PROVIDED RECORDS
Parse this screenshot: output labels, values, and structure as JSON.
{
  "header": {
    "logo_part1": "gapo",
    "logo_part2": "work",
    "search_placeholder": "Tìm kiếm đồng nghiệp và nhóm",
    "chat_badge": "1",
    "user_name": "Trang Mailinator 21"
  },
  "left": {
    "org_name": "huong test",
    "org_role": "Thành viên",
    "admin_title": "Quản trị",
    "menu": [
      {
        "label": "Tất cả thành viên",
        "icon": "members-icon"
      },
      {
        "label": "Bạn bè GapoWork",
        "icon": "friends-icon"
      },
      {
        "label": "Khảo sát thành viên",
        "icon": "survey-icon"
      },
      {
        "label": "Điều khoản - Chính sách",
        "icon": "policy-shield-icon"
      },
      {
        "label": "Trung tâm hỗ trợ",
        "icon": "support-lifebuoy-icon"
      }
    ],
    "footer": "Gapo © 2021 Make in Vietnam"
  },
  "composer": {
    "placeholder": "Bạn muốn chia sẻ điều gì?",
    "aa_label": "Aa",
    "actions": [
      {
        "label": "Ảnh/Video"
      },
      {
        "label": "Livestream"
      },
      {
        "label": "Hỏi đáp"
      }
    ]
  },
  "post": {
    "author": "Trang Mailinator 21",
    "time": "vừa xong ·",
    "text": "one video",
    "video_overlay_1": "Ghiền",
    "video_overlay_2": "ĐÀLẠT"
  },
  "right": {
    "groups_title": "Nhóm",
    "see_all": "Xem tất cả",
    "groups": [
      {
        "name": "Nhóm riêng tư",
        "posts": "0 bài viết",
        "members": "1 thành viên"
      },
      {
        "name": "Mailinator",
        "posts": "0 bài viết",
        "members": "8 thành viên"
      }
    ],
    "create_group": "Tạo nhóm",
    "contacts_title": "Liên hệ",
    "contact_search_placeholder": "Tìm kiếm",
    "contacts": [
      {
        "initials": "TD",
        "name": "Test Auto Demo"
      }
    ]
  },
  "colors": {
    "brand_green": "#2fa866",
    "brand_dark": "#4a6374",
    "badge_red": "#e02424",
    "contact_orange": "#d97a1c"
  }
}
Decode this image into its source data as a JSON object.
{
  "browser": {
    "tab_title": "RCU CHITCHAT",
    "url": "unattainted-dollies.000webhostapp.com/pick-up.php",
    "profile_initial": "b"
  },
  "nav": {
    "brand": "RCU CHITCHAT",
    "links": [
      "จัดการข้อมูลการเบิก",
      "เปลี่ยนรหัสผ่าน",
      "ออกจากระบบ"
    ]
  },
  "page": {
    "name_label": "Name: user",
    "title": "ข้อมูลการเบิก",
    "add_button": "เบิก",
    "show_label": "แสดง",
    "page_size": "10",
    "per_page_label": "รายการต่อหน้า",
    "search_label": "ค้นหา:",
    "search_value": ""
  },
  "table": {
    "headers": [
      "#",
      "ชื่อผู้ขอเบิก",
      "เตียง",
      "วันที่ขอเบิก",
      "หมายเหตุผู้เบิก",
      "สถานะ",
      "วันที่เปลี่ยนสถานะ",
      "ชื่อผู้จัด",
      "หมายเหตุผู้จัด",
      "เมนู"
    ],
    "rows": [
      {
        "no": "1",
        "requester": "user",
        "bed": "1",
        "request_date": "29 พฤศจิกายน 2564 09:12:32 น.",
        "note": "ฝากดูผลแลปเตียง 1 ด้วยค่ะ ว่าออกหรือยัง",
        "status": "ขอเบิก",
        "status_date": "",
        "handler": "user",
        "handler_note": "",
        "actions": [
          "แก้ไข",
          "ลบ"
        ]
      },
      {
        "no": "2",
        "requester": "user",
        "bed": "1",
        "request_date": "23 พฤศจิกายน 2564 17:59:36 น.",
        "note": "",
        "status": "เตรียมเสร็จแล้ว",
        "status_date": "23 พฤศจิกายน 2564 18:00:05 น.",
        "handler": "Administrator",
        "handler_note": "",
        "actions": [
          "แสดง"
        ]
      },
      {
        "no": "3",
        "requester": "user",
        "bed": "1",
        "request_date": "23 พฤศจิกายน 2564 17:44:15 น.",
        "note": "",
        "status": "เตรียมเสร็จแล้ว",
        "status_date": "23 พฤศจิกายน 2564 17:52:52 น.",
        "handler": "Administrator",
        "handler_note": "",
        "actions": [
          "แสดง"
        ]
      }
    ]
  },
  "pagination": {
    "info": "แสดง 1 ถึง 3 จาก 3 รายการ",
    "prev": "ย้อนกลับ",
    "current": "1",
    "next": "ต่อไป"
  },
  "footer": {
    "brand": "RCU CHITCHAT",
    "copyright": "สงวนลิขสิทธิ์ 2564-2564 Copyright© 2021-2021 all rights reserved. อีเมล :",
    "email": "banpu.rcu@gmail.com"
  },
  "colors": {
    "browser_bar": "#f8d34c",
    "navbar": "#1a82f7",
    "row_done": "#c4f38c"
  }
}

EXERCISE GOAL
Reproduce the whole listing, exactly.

RESULT FOR THIS TASK
Parse this screenshot: output labels, values, and structure as JSON.
{
  "header": {
    "logo_part1": "gapo",
    "logo_part2": "work",
    "search_placeholder": "Tìm kiếm đồng nghiệp và nhóm",
    "chat_badge": "1",
    "user_name": "Trang Mailinator 21"
  },
  "left": {
    "org_name": "huong test",
    "org_role": "Thành viên",
    "admin_title": "Quản trị",
    "menu": [
      {
        "label": "Tất cả thành viên",
        "icon": "members-icon"
      },
      {
        "label": "Bạn bè GapoWork",
        "icon": "friends-icon"
      },
      {
        "label": "Khảo sát thành viên",
        "icon": "survey-icon"
      },
      {
        "label": "Điều khoản - Chính sách",
        "icon": "policy-shield-icon"
      },
      {
        "label": "Trung tâm hỗ trợ",
        "icon": "support-lifebuoy-icon"
      }
    ],
    "footer": "Gapo © 2021 Make in Vietnam"
  },
  "composer": {
    "placeholder": "Bạn muốn chia sẻ điều gì?",
    "aa_label": "Aa",
    "actions": [
      {
        "label": "Ảnh/Video"
      },
      {
        "label": "Livestream"
      },
      {
        "label": "Hỏi đáp"
      }
    ]
  },
  "post": {
    "author": "Trang Mailinator 21",
    "time": "vừa xong ·",
    "text": "one video",
    "video_overlay_1": "Ghiền",
    "video_overlay_2": "ĐÀLẠT"
  },
  "right": {
    "groups_title": "Nhóm",
    "see_all": "Xem tất cả",
    "groups": [
      {
        "name": "Nhóm riêng tư",
        "posts": "0 bài viết",
        "members": "1 thành viên"
      },
      {
        "name": "Mailinator",
        "posts": "0 bài viết",
        "members": "8 thành viên"
      }
    ],
    "create_group": "Tạo nhóm",
    "contacts_title": "Liên hệ",
    "contact_search_placeholder": "Tìm kiếm",
    "contacts": [
      {
        "initials": "TD",
        "name": "Test Auto Demo"
      }
    ]
  },
  "colors": {
    "brand_green": "#2fa866",
    "brand_dark": "#4a6374",
    "badge_red": "#e02424",
    "contact_orange": "#d97a1c"
  }
}
Decode this image into its source data as a JSON object.
{
  "browser": {
    "tab_title": "RCU CHITCHAT",
    "url": "unattainted-dollies.000webhostapp.com/pick-up.php",
    "profile_initial": "b"
  },
  "nav": {
    "brand": "RCU CHITCHAT",
    "links": [
      "จัดการข้อมูลการเบิก",
      "เปลี่ยนรหัสผ่าน",
      "ออกจากระบบ"
    ]
  },
  "page": {
    "name_label": "Name: user",
    "title": "ข้อมูลการเบิก",
    "add_button": "เบิก",
    "show_label": "แสดง",
    "page_size": "10",
    "per_page_label": "รายการต่อหน้า",
    "search_label": "ค้นหา:",
    "search_value": ""
  },
  "table": {
    "headers": [
      "#",
      "ชื่อผู้ขอเบิก",
      "เตียง",
      "วันที่ขอเบิก",
      "หมายเหตุผู้เบิก",
      "สถานะ",
      "วันที่เปลี่ยนสถานะ",
      "ชื่อผู้จัด",
      "หมายเหตุผู้จัด",
      "เมนู"
    ],
    "rows": [
      {
        "no": "1",
        "requester": "user",
        "bed": "1",
        "request_date": "29 พฤศจิกายน 2564 09:12:32 น.",
        "note": "ฝากดูผลแลปเตียง 1 ด้วยค่ะ ว่าออกหรือยัง",
        "status": "ขอเบิก",
        "status_date": "",
        "handler": "user",
        "handler_note": "",
        "actions": [
          "แก้ไข",
          "ลบ"
        ]
      },
      {
        "no": "2",
        "requester": "user",
        "bed": "1",
        "request_date": "23 พฤศจิกายน 2564 17:59:36 น.",
        "note": "",
        "status": "เตรียมเสร็จแล้ว",
        "status_date": "23 พฤศจิกายน 2564 18:00:05 น.",
        "handler": "Administrator",
        "handler_note": "",
        "actions": [
          "แสดง"
        ]
      },
      {
        "no": "3",
        "requester": "user",
        "bed": "1",
        "request_date": "23 พฤศจิกายน 2564 17:44:15 น.",
        "note": "",
        "status": "เตรียมเสร็จแล้ว",
        "status_date": "23 พฤศจิกายน 2564 17:52:52 น.",
        "handler": "Administrator",
        "handler_note": "",
        "actions": [
          "แสดง"
        ]
      }
    ]
  },
  "pagination": {
    "info": "แสดง 1 ถึง 3 จาก 3 รายการ",
    "prev": "ย้อนกลับ",
    "current": "1",
    "next": "ต่อไป"
  },
  "footer": {
    "brand": "RCU CHITCHAT",
    "copyright": "สงวนลิขสิทธิ์ 2564-2564 Copyright© 2021-2021 all rights reserved. อีเมล :",
    "email": "banpu.rcu@gmail.com"
  },
  "colors": {
    "browser_bar": "#f8d34c",
    "navbar": "#1a82f7",
    "row_done": "#c4f38c"
  }
}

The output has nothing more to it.